▶ _TASK TO COMPLETE_: Please find the lines in the following records that hold "location", and copy them.

▽

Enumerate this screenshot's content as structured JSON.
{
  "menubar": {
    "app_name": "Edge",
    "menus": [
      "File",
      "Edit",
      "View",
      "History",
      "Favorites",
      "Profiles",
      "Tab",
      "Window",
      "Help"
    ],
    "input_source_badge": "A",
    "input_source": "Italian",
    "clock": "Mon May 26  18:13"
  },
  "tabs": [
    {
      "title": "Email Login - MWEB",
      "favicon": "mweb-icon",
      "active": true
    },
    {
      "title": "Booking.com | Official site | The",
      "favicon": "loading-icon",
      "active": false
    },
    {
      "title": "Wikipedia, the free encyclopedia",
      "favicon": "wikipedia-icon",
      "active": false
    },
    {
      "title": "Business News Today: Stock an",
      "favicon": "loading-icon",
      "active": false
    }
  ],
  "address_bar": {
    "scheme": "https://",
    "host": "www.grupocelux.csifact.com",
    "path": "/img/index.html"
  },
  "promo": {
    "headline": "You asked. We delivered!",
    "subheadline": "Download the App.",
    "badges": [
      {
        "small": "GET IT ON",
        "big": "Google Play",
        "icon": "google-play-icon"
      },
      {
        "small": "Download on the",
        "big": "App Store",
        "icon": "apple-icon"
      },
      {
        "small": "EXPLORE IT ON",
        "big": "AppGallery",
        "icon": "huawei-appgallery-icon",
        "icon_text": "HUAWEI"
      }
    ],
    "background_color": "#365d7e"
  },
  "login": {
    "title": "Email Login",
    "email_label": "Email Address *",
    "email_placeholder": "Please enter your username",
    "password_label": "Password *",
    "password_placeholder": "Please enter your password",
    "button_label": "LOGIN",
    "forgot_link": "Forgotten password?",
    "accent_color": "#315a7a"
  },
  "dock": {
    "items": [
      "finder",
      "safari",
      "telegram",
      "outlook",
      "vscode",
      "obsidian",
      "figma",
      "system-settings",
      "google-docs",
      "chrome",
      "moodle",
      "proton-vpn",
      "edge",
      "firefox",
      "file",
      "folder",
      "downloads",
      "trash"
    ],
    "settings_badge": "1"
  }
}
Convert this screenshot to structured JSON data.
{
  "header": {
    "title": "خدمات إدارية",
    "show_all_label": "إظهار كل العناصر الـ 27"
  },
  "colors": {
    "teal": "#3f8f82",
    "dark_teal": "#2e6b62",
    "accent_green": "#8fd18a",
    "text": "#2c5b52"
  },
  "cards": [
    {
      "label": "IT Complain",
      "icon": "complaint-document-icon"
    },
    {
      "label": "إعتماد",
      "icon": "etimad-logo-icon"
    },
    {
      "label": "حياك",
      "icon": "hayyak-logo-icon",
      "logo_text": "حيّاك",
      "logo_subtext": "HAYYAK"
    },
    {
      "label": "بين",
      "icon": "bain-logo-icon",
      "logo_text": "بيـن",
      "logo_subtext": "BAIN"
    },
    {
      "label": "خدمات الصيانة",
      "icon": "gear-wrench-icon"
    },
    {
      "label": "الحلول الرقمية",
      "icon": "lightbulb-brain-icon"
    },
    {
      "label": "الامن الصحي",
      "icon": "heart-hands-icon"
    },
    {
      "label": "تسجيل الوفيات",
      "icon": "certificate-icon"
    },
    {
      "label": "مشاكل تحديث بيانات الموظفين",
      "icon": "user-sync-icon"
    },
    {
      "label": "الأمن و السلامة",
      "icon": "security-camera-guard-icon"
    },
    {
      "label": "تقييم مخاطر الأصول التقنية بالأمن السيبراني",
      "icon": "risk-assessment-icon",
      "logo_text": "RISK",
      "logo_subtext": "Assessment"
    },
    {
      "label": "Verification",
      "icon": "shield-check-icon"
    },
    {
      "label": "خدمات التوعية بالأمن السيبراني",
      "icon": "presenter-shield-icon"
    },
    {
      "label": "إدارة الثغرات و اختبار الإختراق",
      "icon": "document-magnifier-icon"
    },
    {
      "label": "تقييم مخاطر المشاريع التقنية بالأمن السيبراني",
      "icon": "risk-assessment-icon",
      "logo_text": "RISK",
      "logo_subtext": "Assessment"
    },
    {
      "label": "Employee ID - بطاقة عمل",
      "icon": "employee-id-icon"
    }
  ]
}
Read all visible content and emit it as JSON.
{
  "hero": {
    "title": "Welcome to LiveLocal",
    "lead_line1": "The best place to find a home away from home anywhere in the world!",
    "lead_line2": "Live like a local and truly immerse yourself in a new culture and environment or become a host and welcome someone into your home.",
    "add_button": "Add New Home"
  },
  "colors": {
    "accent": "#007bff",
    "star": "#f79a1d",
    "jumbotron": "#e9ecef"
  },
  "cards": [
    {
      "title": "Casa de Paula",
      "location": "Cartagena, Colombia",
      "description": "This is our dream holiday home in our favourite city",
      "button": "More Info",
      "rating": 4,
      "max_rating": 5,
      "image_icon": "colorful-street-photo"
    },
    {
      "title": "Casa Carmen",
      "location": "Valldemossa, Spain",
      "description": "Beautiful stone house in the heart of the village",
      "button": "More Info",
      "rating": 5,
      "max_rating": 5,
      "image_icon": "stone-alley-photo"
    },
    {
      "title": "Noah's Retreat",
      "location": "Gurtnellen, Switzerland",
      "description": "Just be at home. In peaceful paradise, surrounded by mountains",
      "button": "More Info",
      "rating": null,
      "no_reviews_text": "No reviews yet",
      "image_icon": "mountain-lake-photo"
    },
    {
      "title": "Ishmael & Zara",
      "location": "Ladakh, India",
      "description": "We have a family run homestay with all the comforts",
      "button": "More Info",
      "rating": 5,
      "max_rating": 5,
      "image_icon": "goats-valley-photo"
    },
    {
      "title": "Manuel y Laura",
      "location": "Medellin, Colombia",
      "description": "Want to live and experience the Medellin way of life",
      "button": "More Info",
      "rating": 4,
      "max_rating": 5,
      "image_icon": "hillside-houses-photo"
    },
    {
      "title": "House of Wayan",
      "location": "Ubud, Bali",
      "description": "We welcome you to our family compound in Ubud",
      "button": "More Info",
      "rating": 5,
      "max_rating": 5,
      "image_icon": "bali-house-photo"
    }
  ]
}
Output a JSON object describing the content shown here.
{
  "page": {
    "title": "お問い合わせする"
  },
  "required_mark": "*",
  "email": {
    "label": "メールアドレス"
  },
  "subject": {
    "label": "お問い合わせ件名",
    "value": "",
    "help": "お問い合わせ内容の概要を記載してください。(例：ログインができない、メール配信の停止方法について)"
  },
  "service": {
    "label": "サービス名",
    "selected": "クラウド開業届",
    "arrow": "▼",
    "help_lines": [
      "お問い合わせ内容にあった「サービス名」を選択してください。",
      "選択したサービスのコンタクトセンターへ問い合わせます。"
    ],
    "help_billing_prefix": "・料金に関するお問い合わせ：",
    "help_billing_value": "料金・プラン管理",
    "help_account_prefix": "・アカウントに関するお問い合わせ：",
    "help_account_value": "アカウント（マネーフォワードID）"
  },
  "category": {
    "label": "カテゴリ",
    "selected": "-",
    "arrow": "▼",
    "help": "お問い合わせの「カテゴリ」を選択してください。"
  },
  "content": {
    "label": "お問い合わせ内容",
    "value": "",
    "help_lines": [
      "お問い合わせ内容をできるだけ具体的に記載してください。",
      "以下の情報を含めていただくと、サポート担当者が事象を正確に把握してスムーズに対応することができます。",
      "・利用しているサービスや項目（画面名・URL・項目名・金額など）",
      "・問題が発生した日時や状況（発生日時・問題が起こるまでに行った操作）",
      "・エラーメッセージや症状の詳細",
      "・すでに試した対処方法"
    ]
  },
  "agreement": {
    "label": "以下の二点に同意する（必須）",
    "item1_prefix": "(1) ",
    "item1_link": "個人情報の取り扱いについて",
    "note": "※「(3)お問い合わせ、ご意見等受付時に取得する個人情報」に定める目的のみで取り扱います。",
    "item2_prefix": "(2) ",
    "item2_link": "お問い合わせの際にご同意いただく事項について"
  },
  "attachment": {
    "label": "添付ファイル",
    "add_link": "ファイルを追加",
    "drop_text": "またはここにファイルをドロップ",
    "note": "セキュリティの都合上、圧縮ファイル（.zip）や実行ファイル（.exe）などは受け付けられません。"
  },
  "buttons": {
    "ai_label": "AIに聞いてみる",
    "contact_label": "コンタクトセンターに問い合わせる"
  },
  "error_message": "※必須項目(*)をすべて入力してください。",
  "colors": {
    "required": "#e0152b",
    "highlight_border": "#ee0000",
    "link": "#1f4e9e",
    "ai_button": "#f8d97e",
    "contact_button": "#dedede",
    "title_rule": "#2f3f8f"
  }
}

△

▶ _OUTPUT OF THE EXERCISE_:
      "location": "Cartagena, Colombia",
      "location": "Valldemossa, Spain",
      "location": "Gurtnellen, Switzerland",
      "location": "Ladakh, India",
      "location": "Medellin, Colombia",
      "location": "Ubud, Bali",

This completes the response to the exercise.